-------- PROVIDED RECORDS

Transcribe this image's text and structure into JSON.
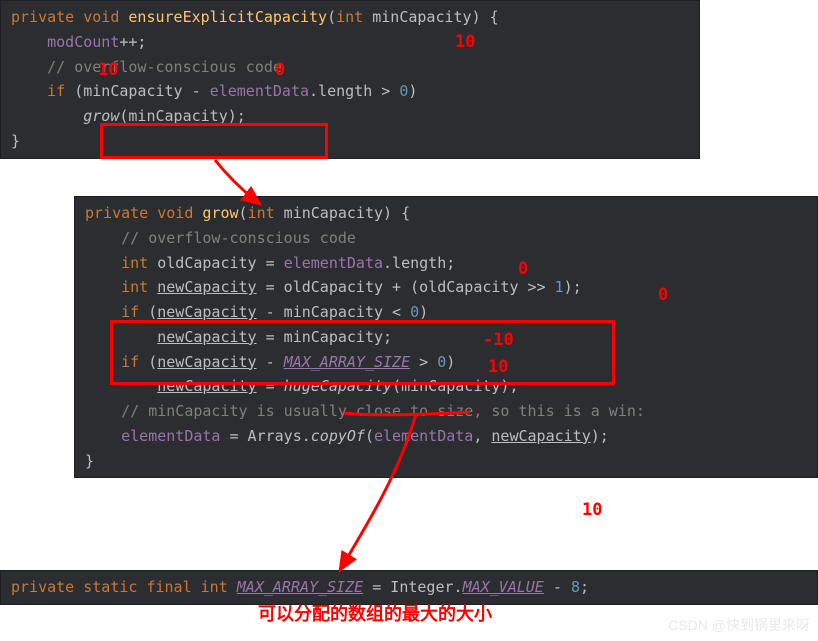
{
  "panel1": {
    "line1": {
      "kw1": "private",
      "kw2": "void",
      "method": "ensureExplicitCapacity",
      "sig": "(",
      "type": "int",
      "param": " minCapacity) {"
    },
    "line2": {
      "field": "modCount",
      "rest": "++;"
    },
    "line3": {
      "comment": "// overflow-conscious code"
    },
    "line4": {
      "kw": "if",
      "open": " (minCapacity - ",
      "field": "elementData",
      "mid": ".length > ",
      "num": "0",
      "close": ")"
    },
    "line5": {
      "call": "grow",
      "args": "(minCapacity);"
    },
    "line6": {
      "close": "}"
    }
  },
  "panel2": {
    "line1": {
      "kw1": "private",
      "kw2": "void",
      "method": "grow",
      "sig": "(",
      "type": "int",
      "param": " minCapacity) {"
    },
    "line2": {
      "comment": "// overflow-conscious code"
    },
    "line3": {
      "type": "int",
      "var": " oldCapacity = ",
      "field": "elementData",
      "rest": ".length;"
    },
    "line4": {
      "type": "int",
      "var1": " ",
      "ulvar": "newCapacity",
      "rest1": " = oldCapacity + (oldCapacity >> ",
      "num": "1",
      "rest2": ");"
    },
    "line5": {
      "kw": "if",
      "open": " (",
      "ulvar": "newCapacity",
      "mid": " - minCapacity < ",
      "num": "0",
      "close": ")"
    },
    "line6": {
      "ulvar": "newCapacity",
      "rest": " = minCapacity;"
    },
    "line7": {
      "kw": "if",
      "open": " (",
      "ulvar": "newCapacity",
      "mid": " - ",
      "const": "MAX_ARRAY_SIZE",
      "mid2": " > ",
      "num": "0",
      "close": ")"
    },
    "line8": {
      "ulvar": "newCapacity",
      "eq": " = ",
      "call": "hugeCapacity",
      "args": "(minCapacity);"
    },
    "line9": {
      "comment": "// minCapacity is usually close to size, so this is a win:"
    },
    "line10": {
      "field": "elementData",
      "eq": " = Arrays.",
      "call": "copyOf",
      "open": "(",
      "field2": "elementData",
      "mid": ", ",
      "ulvar": "newCapacity",
      "close": ");"
    },
    "line11": {
      "close": "}"
    }
  },
  "panel3": {
    "line1": {
      "kw1": "private",
      "kw2": "static",
      "kw3": "final",
      "type": "int",
      "const": "MAX_ARRAY_SIZE",
      "eq": " = Integer.",
      "val": "MAX_VALUE",
      "minus": " - ",
      "num": "8",
      "semi": ";"
    }
  },
  "annotations": {
    "a1": "10",
    "a2": "0",
    "a3": "10",
    "a4": "0",
    "a5": "0",
    "a6": "-10",
    "a7": "10",
    "a8": "10",
    "bottom": "可以分配的数组的最大的大小"
  },
  "watermark": "CSDN @快到锅里来呀"
}
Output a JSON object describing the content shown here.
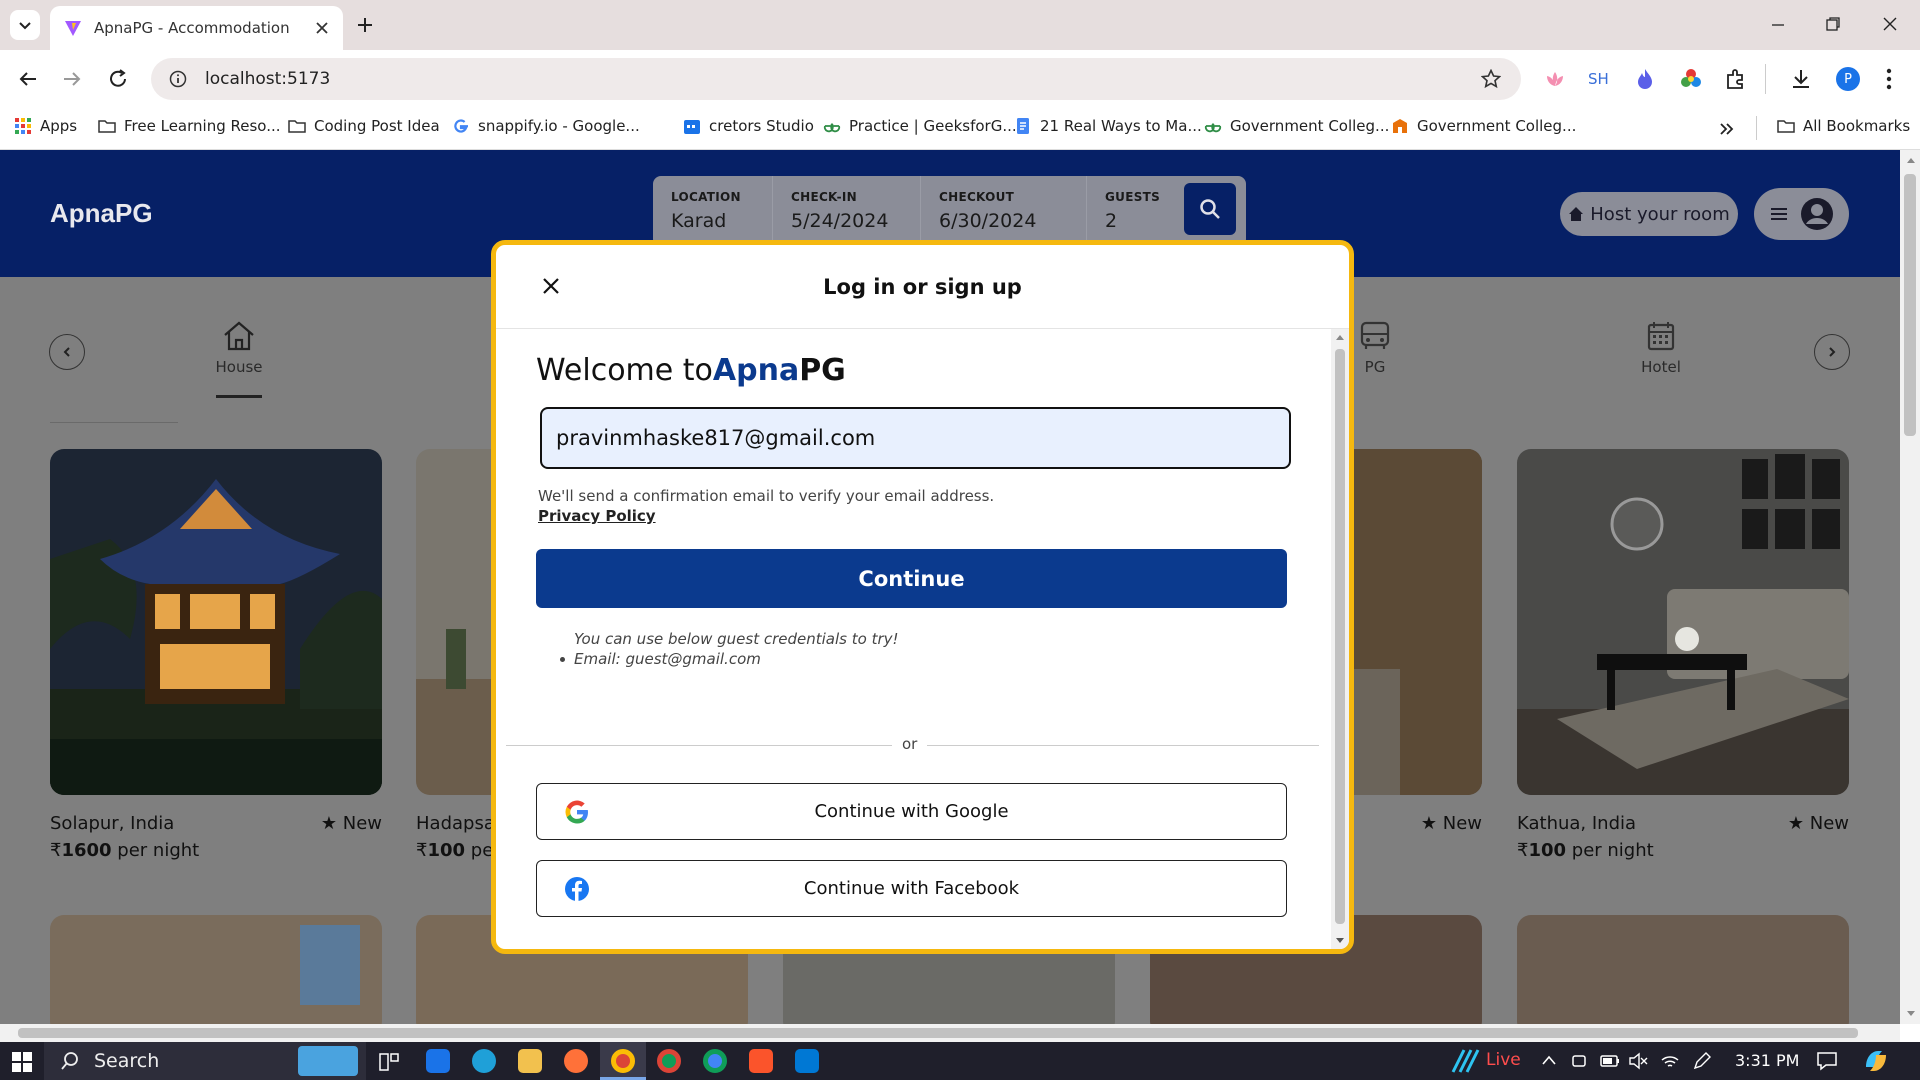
{
  "browser": {
    "tab_title": "ApnaPG - Accommodation Solu",
    "url": "localhost:5173",
    "profile_initial": "P",
    "ext_sh": "SH",
    "bookmarks": [
      {
        "label": "Apps"
      },
      {
        "label": "Free Learning Reso..."
      },
      {
        "label": "Coding Post Idea"
      },
      {
        "label": "snappify.io - Google..."
      },
      {
        "label": "cretors Studio"
      },
      {
        "label": "Practice | GeeksforG..."
      },
      {
        "label": "21 Real Ways to Ma..."
      },
      {
        "label": "Government Colleg..."
      },
      {
        "label": "Government Colleg..."
      }
    ],
    "all_bookmarks": "All Bookmarks"
  },
  "site": {
    "brand": "ApnaPG",
    "search": {
      "location_label": "LOCATION",
      "location_value": "Karad",
      "checkin_label": "CHECK-IN",
      "checkin_value": "5/24/2024",
      "checkout_label": "CHECKOUT",
      "checkout_value": "6/30/2024",
      "guests_label": "GUESTS",
      "guests_value": "2"
    },
    "host_button": "Host your room",
    "categories": [
      {
        "label": "House",
        "active": true
      },
      {
        "label": "PG"
      },
      {
        "label": "Hotel"
      }
    ],
    "listings": [
      {
        "location": "Solapur, India",
        "badge": "New",
        "price_symbol": "₹",
        "price": "1600",
        "unit": "per night"
      },
      {
        "location": "Hadapsa",
        "price_symbol": "₹",
        "price": "100",
        "unit": "pe"
      },
      {
        "badge": "New"
      },
      {
        "location": "Kathua, India",
        "badge": "New",
        "price_symbol": "₹",
        "price": "100",
        "unit": "per night"
      }
    ]
  },
  "modal": {
    "title": "Log in or sign up",
    "welcome_prefix": "Welcome to",
    "welcome_brand_a": "Apna",
    "welcome_brand_b": "PG",
    "email_value": "pravinmhaske817@gmail.com",
    "note": "We'll send a confirmation email to verify your email address.",
    "privacy": "Privacy Policy",
    "continue": "Continue",
    "guest_note": "You can use below guest credentials to try!",
    "guest_email": "Email: guest@gmail.com",
    "or": "or",
    "google": "Continue with Google",
    "facebook": "Continue with Facebook"
  },
  "taskbar": {
    "search": "Search",
    "live": "Live",
    "time": "3:31 PM"
  },
  "colors": {
    "navy": "#062066",
    "accent": "#0b3a8e",
    "modal_border": "#f5b80f"
  }
}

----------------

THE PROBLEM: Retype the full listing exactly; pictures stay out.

SOLUTION TO THIS TASK:
Transcribe this image's text and structure into JSON.
{
  "panel1": {
    "line1": {
      "kw1": "private",
      "kw2": "void",
      "method": "ensureExplicitCapacity",
      "sig": "(",
      "type": "int",
      "param": " minCapacity) {"
    },
    "line2": {
      "field": "modCount",
      "rest": "++;"
    },
    "line3": {
      "comment": "// overflow-conscious code"
    },
    "line4": {
      "kw": "if",
      "open": " (minCapacity - ",
      "field": "elementData",
      "mid": ".length > ",
      "num": "0",
      "close": ")"
    },
    "line5": {
      "call": "grow",
      "args": "(minCapacity);"
    },
    "line6": {
      "close": "}"
    }
  },
  "panel2": {
    "line1": {
      "kw1": "private",
      "kw2": "void",
      "method": "grow",
      "sig": "(",
      "type": "int",
      "param": " minCapacity) {"
    },
    "line2": {
      "comment": "// overflow-conscious code"
    },
    "line3": {
      "type": "int",
      "var": " oldCapacity = ",
      "field": "elementData",
      "rest": ".length;"
    },
    "line4": {
      "type": "int",
      "var1": " ",
      "ulvar": "newCapacity",
      "rest1": " = oldCapacity + (oldCapacity >> ",
      "num": "1",
      "rest2": ");"
    },
    "line5": {
      "kw": "if",
      "open": " (",
      "ulvar": "newCapacity",
      "mid": " - minCapacity < ",
      "num": "0",
      "close": ")"
    },
    "line6": {
      "ulvar": "newCapacity",
      "rest": " = minCapacity;"
    },
    "line7": {
      "kw": "if",
      "open": " (",
      "ulvar": "newCapacity",
      "mid": " - ",
      "const": "MAX_ARRAY_SIZE",
      "mid2": " > ",
      "num": "0",
      "close": ")"
    },
    "line8": {
      "ulvar": "newCapacity",
      "eq": " = ",
      "call": "hugeCapacity",
      "args": "(minCapacity);"
    },
    "line9": {
      "comment": "// minCapacity is usually close to size, so this is a win:"
    },
    "line10": {
      "field": "elementData",
      "eq": " = Arrays.",
      "call": "copyOf",
      "open": "(",
      "field2": "elementData",
      "mid": ", ",
      "ulvar": "newCapacity",
      "close": ");"
    },
    "line11": {
      "close": "}"
    }
  },
  "panel3": {
    "line1": {
      "kw1": "private",
      "kw2": "static",
      "kw3": "final",
      "type": "int",
      "const": "MAX_ARRAY_SIZE",
      "eq": " = Integer.",
      "val": "MAX_VALUE",
      "minus": " - ",
      "num": "8",
      "semi": ";"
    }
  },
  "annotations": {
    "a1": "10",
    "a2": "0",
    "a3": "10",
    "a4": "0",
    "a5": "0",
    "a6": "-10",
    "a7": "10",
    "a8": "10",
    "bottom": "可以分配的数组的最大的大小"
  },
  "watermark": "CSDN @快到锅里来呀"
}
Output a JSON object describing the content shown here.
{
  "browser": {
    "tab_title": "ApnaPG - Accommodation Solu",
    "url": "localhost:5173",
    "profile_initial": "P",
    "ext_sh": "SH",
    "bookmarks": [
      {
        "label": "Apps"
      },
      {
        "label": "Free Learning Reso..."
      },
      {
        "label": "Coding Post Idea"
      },
      {
        "label": "snappify.io - Google..."
      },
      {
        "label": "cretors Studio"
      },
      {
        "label": "Practice | GeeksforG..."
      },
      {
        "label": "21 Real Ways to Ma..."
      },
      {
        "label": "Government Colleg..."
      },
      {
        "label": "Government Colleg..."
      }
    ],
    "all_bookmarks": "All Bookmarks"
  },
  "site": {
    "brand": "ApnaPG",
    "search": {
      "location_label": "LOCATION",
      "location_value": "Karad",
      "checkin_label": "CHECK-IN",
      "checkin_value": "5/24/2024",
      "checkout_label": "CHECKOUT",
      "checkout_value": "6/30/2024",
      "guests_label": "GUESTS",
      "guests_value": "2"
    },
    "host_button": "Host your room",
    "categories": [
      {
        "label": "House",
        "active": true
      },
      {
        "label": "PG"
      },
      {
        "label": "Hotel"
      }
    ],
    "listings": [
      {
        "location": "Solapur, India",
        "badge": "New",
        "price_symbol": "₹",
        "price": "1600",
        "unit": "per night"
      },
      {
        "location": "Hadapsa",
        "price_symbol": "₹",
        "price": "100",
        "unit": "pe"
      },
      {
        "badge": "New"
      },
      {
        "location": "Kathua, India",
        "badge": "New",
        "price_symbol": "₹",
        "price": "100",
        "unit": "per night"
      }
    ]
  },
  "modal": {
    "title": "Log in or sign up",
    "welcome_prefix": "Welcome to",
    "welcome_brand_a": "Apna",
    "welcome_brand_b": "PG",
    "email_value": "pravinmhaske817@gmail.com",
    "note": "We'll send a confirmation email to verify your email address.",
    "privacy": "Privacy Policy",
    "continue": "Continue",
    "guest_note": "You can use below guest credentials to try!",
    "guest_email": "Email: guest@gmail.com",
    "or": "or",
    "google": "Continue with Google",
    "facebook": "Continue with Facebook"
  },
  "taskbar": {
    "search": "Search",
    "live": "Live",
    "time": "3:31 PM"
  },
  "colors": {
    "navy": "#062066",
    "accent": "#0b3a8e",
    "modal_border": "#f5b80f"
  }
}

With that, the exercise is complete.